_WHAT TO WORK ON_.
If a line of the data below holds the word "wide", list it.

_SUPPLIED ENTRIES_.
◆ ◆ ◆

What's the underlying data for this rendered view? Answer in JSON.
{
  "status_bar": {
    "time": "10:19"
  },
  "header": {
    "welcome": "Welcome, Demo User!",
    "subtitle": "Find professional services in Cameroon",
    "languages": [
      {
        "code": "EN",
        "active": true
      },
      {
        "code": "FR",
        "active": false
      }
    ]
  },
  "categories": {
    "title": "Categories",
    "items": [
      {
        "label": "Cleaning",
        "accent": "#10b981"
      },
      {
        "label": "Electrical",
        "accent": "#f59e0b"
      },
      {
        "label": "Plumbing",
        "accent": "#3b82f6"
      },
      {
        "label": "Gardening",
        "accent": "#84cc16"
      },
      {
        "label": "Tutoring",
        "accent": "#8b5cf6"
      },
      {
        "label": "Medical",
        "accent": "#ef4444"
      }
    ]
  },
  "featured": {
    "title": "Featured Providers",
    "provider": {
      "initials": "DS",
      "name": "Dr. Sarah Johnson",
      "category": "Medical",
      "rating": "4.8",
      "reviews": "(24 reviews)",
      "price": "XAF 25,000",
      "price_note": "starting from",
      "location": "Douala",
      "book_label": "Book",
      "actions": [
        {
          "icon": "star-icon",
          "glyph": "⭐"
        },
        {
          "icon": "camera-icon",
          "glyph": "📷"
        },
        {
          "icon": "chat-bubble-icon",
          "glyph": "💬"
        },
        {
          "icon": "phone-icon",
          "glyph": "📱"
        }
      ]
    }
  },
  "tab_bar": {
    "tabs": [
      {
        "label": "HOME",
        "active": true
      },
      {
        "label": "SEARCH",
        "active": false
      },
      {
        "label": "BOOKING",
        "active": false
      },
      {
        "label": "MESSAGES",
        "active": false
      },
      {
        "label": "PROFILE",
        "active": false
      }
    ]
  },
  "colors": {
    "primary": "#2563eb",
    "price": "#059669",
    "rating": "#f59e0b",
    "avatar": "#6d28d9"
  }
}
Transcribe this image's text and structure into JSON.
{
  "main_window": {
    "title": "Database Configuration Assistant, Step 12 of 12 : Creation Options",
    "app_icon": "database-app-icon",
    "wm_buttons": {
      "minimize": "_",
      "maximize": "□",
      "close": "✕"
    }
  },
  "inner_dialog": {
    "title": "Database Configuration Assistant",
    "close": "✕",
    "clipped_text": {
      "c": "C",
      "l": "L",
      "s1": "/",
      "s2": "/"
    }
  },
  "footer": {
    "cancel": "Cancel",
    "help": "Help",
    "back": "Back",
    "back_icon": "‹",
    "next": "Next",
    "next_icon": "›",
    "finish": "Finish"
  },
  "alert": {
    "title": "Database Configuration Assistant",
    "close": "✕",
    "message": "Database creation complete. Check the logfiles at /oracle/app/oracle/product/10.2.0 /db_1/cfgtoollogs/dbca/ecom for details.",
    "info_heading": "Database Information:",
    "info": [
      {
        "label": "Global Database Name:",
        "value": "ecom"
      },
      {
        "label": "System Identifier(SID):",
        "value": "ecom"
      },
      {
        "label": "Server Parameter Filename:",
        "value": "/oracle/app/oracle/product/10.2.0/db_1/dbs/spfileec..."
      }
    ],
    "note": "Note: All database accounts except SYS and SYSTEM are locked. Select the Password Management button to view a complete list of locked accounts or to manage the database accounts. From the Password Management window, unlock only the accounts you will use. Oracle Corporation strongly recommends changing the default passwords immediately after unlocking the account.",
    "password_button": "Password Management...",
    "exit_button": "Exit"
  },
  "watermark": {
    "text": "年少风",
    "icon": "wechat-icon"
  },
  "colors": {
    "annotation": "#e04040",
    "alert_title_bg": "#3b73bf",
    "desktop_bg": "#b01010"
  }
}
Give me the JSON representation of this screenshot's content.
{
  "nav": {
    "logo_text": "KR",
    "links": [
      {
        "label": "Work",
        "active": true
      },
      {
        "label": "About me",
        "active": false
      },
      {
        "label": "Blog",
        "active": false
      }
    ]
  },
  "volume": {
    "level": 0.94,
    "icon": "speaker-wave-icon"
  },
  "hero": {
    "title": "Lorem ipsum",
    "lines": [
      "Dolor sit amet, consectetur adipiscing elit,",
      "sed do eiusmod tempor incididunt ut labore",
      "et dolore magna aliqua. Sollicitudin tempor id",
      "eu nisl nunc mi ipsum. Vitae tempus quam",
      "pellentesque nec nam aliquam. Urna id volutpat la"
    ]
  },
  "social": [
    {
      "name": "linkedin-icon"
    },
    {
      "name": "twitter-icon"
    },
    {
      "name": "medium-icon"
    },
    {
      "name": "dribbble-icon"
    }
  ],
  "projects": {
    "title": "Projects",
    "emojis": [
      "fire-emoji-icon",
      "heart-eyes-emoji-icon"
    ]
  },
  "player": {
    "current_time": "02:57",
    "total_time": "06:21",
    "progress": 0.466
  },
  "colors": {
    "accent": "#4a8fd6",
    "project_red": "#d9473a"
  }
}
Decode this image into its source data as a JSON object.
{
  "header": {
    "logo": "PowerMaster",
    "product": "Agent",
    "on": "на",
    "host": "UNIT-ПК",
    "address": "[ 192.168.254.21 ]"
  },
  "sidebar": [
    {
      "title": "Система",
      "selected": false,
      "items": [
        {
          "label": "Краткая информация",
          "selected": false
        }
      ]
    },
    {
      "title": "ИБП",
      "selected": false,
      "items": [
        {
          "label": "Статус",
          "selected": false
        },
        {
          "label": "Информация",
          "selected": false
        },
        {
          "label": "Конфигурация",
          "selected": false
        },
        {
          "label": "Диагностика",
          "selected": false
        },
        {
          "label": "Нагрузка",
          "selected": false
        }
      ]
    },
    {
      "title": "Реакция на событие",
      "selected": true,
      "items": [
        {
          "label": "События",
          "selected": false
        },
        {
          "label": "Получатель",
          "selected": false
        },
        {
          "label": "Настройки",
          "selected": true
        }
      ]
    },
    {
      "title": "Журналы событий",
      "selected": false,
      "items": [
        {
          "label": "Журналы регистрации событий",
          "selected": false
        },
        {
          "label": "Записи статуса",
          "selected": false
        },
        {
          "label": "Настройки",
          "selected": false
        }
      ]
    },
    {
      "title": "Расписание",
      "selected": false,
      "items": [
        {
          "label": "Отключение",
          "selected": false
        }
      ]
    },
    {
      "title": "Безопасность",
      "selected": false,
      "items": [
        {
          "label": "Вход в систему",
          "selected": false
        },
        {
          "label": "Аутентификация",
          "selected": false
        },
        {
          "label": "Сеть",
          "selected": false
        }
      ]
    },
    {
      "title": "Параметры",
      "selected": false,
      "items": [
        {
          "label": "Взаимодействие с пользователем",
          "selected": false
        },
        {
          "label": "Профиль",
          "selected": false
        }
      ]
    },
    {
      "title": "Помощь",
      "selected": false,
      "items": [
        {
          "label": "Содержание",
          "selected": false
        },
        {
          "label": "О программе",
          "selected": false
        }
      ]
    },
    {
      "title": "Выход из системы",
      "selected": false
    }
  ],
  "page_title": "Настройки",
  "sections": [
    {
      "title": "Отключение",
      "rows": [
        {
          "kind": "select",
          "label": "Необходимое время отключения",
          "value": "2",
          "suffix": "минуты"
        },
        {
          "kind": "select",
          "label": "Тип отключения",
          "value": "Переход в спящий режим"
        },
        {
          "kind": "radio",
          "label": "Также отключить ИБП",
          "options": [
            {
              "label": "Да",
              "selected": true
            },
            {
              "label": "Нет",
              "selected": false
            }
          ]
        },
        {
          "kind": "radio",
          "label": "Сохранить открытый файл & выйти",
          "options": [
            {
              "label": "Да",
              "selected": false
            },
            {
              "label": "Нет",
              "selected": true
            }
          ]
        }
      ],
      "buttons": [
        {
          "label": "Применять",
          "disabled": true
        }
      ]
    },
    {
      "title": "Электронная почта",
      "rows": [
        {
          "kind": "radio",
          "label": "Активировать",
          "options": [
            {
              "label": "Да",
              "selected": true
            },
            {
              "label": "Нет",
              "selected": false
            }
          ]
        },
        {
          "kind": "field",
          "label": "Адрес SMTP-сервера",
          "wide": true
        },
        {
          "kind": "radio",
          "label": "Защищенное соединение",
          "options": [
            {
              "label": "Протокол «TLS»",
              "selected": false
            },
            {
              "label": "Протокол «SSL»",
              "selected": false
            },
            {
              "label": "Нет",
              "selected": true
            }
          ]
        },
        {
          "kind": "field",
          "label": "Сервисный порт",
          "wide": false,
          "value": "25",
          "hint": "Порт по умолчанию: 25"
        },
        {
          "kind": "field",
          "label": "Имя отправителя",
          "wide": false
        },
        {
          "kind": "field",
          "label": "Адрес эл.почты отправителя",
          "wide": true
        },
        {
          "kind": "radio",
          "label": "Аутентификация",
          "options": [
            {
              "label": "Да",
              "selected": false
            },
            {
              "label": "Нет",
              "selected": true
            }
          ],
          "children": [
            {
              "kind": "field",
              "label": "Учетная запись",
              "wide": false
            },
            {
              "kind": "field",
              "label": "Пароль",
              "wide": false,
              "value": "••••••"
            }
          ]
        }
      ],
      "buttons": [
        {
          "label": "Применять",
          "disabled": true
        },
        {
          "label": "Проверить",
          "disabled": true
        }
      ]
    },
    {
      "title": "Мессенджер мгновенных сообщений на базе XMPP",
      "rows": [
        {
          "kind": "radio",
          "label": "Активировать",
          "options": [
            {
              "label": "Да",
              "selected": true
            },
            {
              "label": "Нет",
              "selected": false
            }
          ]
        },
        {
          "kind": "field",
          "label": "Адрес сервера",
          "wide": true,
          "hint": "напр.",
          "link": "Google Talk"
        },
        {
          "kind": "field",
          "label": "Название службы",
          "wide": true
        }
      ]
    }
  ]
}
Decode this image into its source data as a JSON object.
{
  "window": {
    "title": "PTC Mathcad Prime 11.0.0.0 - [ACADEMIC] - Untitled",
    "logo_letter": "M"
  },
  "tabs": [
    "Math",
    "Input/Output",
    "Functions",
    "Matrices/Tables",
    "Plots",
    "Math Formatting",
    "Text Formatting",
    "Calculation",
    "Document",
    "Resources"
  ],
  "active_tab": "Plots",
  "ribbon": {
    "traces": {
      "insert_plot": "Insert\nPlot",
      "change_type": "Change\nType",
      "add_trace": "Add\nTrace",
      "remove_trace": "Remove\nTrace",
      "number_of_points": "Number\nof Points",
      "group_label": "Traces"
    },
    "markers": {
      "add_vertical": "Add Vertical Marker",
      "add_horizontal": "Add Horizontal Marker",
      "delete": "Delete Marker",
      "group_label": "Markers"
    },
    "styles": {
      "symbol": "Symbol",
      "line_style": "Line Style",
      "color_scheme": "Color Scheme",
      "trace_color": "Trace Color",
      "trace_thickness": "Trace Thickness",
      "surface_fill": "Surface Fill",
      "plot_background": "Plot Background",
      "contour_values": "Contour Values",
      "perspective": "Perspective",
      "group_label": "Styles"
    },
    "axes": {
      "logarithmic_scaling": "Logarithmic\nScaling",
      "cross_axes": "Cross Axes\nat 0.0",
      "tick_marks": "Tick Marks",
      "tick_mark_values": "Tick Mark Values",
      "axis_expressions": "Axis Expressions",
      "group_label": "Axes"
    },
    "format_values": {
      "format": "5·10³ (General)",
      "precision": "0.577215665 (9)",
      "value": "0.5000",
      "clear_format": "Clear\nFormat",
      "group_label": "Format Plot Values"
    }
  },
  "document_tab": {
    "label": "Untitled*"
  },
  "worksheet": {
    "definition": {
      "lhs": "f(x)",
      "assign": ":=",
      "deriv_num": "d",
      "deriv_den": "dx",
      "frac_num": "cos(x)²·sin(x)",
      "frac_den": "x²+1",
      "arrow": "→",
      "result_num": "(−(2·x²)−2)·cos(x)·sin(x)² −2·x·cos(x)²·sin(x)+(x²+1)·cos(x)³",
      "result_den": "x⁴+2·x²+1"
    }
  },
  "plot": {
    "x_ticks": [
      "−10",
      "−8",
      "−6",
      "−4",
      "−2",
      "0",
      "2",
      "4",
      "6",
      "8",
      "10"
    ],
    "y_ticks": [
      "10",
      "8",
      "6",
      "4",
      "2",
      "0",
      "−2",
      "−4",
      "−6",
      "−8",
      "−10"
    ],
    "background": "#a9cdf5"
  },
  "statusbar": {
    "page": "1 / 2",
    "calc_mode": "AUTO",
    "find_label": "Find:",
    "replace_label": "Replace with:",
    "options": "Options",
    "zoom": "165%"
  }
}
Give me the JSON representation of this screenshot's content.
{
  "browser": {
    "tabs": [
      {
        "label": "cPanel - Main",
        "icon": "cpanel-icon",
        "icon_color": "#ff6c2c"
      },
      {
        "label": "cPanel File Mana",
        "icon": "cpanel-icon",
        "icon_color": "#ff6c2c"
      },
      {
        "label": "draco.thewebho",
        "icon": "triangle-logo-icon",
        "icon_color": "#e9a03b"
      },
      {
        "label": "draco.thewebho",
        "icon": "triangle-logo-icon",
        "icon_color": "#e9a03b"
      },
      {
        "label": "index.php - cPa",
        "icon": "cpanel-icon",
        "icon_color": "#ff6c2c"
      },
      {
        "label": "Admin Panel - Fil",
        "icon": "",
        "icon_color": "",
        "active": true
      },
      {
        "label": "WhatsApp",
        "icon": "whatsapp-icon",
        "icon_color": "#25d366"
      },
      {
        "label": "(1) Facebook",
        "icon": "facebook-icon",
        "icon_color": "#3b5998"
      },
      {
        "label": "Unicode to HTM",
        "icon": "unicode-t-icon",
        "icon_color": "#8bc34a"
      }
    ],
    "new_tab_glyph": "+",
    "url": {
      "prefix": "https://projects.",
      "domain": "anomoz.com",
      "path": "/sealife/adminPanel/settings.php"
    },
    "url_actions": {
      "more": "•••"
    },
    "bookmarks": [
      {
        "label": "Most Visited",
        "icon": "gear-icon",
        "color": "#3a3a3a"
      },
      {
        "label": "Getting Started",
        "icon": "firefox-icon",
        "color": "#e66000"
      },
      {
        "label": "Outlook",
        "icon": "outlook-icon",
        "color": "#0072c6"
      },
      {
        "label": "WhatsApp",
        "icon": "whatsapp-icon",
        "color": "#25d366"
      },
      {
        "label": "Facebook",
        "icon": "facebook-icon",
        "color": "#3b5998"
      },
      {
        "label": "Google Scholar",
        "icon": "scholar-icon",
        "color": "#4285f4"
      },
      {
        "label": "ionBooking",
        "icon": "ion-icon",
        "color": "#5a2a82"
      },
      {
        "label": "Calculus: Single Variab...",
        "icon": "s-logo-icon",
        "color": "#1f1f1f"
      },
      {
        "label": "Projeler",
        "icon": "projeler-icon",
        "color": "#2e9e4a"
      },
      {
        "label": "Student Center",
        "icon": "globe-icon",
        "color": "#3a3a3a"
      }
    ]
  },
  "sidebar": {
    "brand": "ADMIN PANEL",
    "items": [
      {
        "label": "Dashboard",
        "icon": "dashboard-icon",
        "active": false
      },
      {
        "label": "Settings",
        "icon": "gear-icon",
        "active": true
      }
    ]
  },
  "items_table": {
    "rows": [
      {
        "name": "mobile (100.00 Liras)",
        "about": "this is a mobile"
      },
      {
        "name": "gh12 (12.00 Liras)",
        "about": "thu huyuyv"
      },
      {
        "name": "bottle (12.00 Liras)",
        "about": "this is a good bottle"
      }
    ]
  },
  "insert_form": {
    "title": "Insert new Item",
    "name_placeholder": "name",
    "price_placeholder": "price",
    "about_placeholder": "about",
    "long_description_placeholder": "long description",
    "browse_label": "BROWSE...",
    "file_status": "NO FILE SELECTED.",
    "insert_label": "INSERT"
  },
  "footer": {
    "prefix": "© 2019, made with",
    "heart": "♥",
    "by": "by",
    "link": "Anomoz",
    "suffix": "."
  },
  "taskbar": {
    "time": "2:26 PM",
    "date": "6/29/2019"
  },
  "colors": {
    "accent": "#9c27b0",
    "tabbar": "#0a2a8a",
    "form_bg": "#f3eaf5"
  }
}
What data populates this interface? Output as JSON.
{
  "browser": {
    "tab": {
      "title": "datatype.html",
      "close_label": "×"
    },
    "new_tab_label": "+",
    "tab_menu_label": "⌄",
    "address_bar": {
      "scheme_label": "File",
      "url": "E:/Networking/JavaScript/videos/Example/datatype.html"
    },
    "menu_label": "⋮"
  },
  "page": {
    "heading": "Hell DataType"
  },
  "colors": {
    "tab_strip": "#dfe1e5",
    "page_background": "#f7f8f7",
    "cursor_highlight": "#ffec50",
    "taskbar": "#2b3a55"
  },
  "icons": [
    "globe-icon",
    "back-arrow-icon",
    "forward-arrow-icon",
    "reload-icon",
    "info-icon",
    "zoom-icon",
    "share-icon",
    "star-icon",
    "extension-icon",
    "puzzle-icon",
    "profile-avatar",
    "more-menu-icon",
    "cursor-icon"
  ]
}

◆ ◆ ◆

_COMPLETED TASK_.
          "wide": true
          "wide": false,
          "wide": false
          "wide": true
              "wide": false
              "wide": false,
          "wide": true,
          "wide": true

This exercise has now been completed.